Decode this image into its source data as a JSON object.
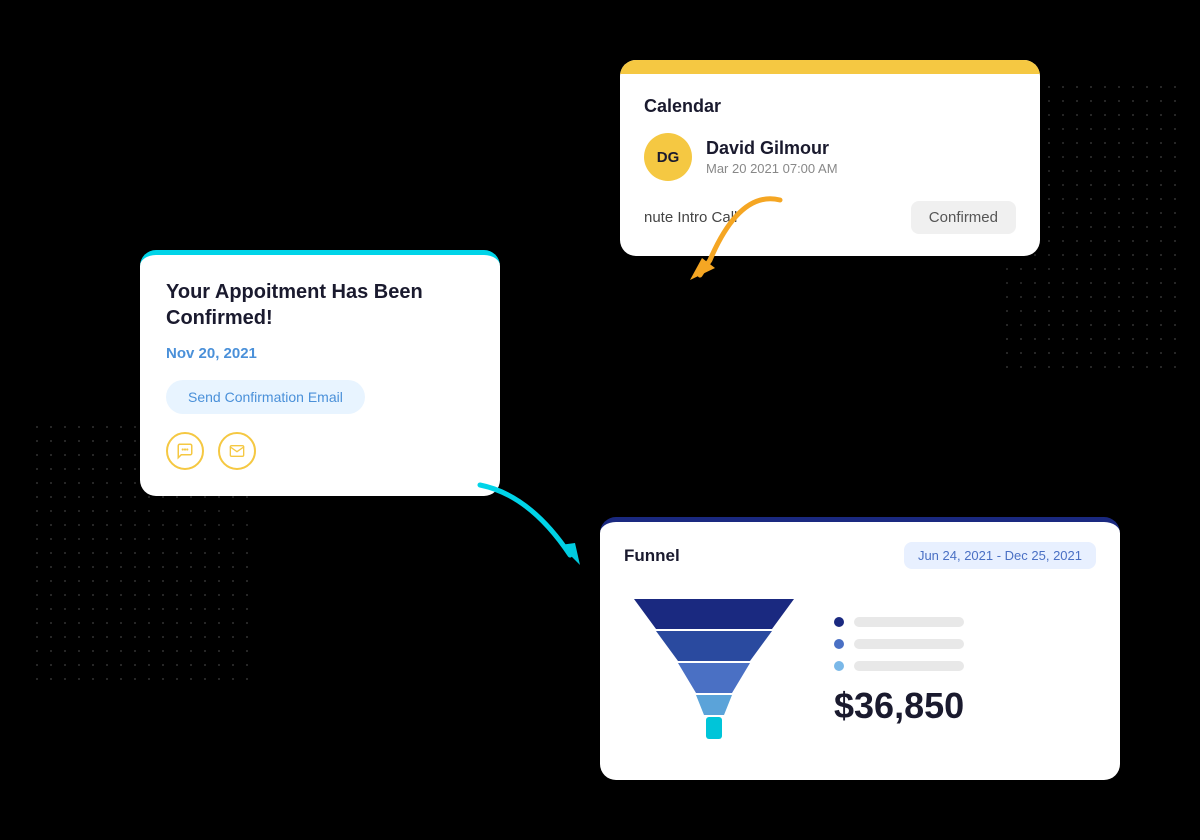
{
  "background": "#000000",
  "calendar": {
    "title": "Calendar",
    "contact": {
      "initials": "DG",
      "name": "David Gilmour",
      "date": "Mar 20 2021  07:00 AM"
    },
    "event": "nute Intro Call",
    "status": "Confirmed"
  },
  "appointment": {
    "title": "Your Appoitment Has Been Confirmed!",
    "date": "Nov 20, 2021",
    "button": "Send Confirmation Email",
    "icons": [
      "chat-icon",
      "mail-icon"
    ]
  },
  "funnel": {
    "title": "Funnel",
    "date_range": "Jun 24, 2021 - Dec 25, 2021",
    "amount": "$36,850",
    "legend": [
      {
        "color": "#4a70c4",
        "bar_width": "80%"
      },
      {
        "color": "#4a90d9",
        "bar_width": "60%"
      },
      {
        "color": "#7ab8e8",
        "bar_width": "40%"
      }
    ]
  }
}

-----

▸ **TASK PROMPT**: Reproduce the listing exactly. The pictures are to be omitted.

▸ **ANSWER**:
Decode this image into its source data as a JSON object.
{
  "background": "#000000",
  "calendar": {
    "title": "Calendar",
    "contact": {
      "initials": "DG",
      "name": "David Gilmour",
      "date": "Mar 20 2021  07:00 AM"
    },
    "event": "nute Intro Call",
    "status": "Confirmed"
  },
  "appointment": {
    "title": "Your Appoitment Has Been Confirmed!",
    "date": "Nov 20, 2021",
    "button": "Send Confirmation Email",
    "icons": [
      "chat-icon",
      "mail-icon"
    ]
  },
  "funnel": {
    "title": "Funnel",
    "date_range": "Jun 24, 2021 - Dec 25, 2021",
    "amount": "$36,850",
    "legend": [
      {
        "color": "#4a70c4",
        "bar_width": "80%"
      },
      {
        "color": "#4a90d9",
        "bar_width": "60%"
      },
      {
        "color": "#7ab8e8",
        "bar_width": "40%"
      }
    ]
  }
}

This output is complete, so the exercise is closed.